Helena Fracchia is a Professor Emerita at the University of Alberta. She is currently excavating and conducting a field survey in Italy. Professor Fracchia has received a Ph.D. in Classical Archaeology from UC Berkeley, a M.A. in Classical Archaeology from UC Berkeley, and a B.A. in Greek from UC Berkeley. Professor Fracchia has written many and contributed to many different books and articles. She has also led and been involved with many archaeological projects in Greece and Italy. In this interview, Professor Fracchia answers questions about her own unique archaeological experience and also about what cultural preservation means to her. Read the interview below:
What inspired you to get into the archaeological field?
>>As a child, I grew up in rural California on a farm on which there was a large Indian village long before, and I spent many many days walking the fields picking up arrowheads, etc.
What does your current work/ fieldwork entail?
>>Working on pre Roman and Roman rural Italy, both in Tuscany and in the south of Italy, in Basilicata.
In your entire career, what would you say is the most meaningful and important thing that you have found?
>>Two things from the pre Roman Lucanian site of Roccagloriosa, a bronze tablet that set out the governing structure for the site and a votive deposit within the largest house on that same site that established the divinity as a Lucanian deity.
Do you have any history with Greek archaeological sites?
>>Yes, I worked on ancient Greek topography with W. Kendrick Pritchett, and excavated at Nemea. I was a student at the American School of Classical Studies in Athens as well, and in Greece, worked on agricultural structures in the Argolid.

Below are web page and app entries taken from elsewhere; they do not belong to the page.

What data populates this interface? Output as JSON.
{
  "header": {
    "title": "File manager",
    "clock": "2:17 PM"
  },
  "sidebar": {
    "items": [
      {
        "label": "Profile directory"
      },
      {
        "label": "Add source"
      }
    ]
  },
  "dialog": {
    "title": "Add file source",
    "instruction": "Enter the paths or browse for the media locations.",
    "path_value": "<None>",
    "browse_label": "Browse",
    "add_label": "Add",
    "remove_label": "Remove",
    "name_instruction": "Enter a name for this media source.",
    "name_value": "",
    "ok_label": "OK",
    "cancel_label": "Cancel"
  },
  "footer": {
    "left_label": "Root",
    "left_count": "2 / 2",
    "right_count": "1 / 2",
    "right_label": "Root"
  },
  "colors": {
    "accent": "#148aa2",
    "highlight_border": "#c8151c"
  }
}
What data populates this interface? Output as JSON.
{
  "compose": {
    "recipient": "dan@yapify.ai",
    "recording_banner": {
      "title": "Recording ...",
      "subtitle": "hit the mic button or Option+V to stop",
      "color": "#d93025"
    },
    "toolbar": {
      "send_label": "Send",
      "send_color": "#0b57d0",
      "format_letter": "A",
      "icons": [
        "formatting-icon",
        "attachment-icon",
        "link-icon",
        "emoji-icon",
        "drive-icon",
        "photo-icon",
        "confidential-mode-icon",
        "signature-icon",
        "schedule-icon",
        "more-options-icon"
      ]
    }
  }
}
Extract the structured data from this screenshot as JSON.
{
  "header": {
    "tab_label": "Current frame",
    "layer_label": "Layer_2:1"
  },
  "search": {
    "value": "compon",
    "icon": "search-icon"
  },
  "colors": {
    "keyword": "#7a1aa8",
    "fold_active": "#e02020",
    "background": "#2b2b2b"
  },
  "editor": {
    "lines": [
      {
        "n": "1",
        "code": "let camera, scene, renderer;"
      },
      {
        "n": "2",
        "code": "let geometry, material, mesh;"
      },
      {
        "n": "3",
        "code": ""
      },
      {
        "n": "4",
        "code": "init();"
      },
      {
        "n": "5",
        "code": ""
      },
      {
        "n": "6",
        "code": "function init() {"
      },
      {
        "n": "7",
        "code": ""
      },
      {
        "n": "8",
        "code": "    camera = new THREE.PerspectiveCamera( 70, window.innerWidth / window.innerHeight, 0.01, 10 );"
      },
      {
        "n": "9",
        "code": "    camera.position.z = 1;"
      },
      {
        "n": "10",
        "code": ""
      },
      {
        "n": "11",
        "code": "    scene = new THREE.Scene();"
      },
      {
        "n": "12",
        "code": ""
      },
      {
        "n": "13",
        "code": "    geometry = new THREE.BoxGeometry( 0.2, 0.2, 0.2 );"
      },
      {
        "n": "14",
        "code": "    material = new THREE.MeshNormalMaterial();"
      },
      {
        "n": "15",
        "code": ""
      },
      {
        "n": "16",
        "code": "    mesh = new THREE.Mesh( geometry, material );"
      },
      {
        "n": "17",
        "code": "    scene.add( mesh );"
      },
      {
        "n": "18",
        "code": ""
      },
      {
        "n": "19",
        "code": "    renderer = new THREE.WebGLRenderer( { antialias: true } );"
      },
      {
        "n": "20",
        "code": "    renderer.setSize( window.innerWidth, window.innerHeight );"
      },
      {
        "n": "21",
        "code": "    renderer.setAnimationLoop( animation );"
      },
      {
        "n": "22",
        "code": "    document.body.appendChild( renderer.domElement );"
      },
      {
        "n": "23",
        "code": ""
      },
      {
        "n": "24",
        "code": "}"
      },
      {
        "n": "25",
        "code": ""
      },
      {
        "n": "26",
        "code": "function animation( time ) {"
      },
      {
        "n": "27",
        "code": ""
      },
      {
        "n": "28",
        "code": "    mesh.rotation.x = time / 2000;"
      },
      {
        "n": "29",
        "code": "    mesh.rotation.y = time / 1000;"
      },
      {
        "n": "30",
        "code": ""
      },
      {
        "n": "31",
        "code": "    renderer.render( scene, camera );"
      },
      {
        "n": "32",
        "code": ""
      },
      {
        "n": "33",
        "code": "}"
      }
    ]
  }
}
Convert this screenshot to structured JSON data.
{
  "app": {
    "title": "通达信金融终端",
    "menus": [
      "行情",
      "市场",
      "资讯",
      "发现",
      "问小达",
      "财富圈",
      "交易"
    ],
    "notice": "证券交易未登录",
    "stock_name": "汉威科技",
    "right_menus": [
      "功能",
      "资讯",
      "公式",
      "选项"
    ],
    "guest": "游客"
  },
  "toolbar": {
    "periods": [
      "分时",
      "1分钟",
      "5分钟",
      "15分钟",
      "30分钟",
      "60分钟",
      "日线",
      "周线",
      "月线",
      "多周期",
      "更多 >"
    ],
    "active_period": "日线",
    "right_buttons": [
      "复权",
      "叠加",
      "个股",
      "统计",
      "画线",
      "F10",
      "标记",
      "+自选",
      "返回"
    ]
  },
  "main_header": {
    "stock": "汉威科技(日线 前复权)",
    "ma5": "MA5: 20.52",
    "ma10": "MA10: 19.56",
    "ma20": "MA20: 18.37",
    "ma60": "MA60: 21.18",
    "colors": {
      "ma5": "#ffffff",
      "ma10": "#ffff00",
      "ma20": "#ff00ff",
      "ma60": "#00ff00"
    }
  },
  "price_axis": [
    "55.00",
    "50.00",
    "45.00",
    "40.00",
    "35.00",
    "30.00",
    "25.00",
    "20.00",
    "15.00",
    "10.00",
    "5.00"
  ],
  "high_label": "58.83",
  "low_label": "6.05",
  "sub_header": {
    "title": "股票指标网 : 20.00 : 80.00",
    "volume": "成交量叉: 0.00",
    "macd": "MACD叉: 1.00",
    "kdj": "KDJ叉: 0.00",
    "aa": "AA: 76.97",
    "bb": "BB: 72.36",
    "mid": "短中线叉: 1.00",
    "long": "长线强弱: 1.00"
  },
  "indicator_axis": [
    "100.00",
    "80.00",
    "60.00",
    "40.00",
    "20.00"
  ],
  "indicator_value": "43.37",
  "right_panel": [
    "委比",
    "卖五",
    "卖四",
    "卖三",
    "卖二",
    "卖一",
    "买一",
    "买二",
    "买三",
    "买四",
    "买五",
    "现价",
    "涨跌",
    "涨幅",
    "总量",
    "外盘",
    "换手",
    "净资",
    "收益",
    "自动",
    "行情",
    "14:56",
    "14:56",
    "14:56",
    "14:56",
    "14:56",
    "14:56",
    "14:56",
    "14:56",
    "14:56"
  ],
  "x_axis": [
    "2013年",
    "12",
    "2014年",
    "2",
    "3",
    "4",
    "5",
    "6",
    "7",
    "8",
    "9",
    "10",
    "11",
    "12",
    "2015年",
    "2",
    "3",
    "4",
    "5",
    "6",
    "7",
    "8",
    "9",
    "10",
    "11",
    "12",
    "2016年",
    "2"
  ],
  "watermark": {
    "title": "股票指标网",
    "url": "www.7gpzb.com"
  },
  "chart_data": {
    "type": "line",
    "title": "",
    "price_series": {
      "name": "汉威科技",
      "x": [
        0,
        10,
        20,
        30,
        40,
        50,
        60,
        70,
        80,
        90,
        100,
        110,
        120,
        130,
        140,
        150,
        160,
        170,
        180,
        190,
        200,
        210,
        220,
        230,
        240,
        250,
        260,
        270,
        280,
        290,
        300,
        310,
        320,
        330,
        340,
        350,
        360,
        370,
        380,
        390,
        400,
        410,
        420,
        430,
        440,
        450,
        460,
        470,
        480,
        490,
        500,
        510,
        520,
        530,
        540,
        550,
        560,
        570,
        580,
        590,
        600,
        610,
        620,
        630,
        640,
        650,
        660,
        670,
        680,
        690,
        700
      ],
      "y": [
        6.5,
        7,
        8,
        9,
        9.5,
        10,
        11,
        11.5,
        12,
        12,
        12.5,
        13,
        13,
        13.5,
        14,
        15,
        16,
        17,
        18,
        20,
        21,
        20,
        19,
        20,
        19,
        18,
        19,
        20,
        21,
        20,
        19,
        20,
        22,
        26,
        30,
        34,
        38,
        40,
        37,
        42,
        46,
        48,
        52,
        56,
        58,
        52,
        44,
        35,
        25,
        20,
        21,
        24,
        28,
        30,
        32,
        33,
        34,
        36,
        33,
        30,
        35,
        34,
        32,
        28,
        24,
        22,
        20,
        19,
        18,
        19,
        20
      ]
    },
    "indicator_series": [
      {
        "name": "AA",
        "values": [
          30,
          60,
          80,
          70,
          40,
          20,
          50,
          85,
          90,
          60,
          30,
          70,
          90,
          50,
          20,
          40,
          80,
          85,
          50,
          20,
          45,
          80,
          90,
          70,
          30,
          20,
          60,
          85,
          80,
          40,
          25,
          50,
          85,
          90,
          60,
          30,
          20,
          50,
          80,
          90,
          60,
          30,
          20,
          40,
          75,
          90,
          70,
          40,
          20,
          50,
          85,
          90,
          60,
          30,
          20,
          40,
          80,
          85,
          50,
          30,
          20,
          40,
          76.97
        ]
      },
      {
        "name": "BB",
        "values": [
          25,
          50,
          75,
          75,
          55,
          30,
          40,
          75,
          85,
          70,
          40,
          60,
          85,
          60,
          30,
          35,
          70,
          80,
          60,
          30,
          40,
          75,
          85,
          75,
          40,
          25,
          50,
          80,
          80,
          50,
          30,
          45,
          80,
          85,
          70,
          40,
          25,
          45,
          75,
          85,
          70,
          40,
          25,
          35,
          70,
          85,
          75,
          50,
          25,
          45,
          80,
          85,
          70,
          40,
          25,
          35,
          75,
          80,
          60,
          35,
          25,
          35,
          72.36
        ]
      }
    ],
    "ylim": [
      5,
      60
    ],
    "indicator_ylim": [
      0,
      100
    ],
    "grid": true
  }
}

You have written/ contributed to many articles and books. What is that process like?
>>In theory it is fun to write articles and books, in reality it is a lot of very hard work in terms
of footnotes, citations, etc. What is fun is the thinking part.
Throughout your fieldwork, what do you and your team(s) do to ensure that culture
>>Excellent question. In Italy it depends on your relationship with the archaeological bureaucracy. That is, are you an independent researcher or are you a collaborator with the archaeological superintendency. I have always worked as a collaborator which means that the preservation of artifacts and in particular of architecture is the responsibility not of the excavator but of the Italian State as all material belongs to the State. While that absolves me personally from issues of conservation, restoration, etc. it is not really satisfactory because while some restoration is normally done on sites if the local authorities want the site to become public rarely is money allocated to upkeep, etc. A friend once said the worst mistake she ever made was agreeing to the restoration of a specific site instead of backfilling the entire excavated area: the problem was no provision for upkeep and wear and tear on the site itself so that the actual restoration condemned the site to fall to pieces.
How important do you think that cultural preservation is? Why?
>>Cultural preservation is absolutely fundamental. We have to remember that archaeology is a historical discipline and therefore attempts to answer historical problems. But archaeology is the most dangerous of the historical disciplines because it is so invasive and therefore easily manipulated. The archaeologist has a tremendous responsibility to the remains that are unearthed as historical documents. Often it is better, as the story up above illustrates, to cover up what you find, an excellent method of preservation.
What can the average person do to ensure cultural preservation in their local
>>Respect of archaeological sites or materials, an understanding that archaeology is a tool for history and historians, and promoting laws that pertain to trafficking of archaeological material.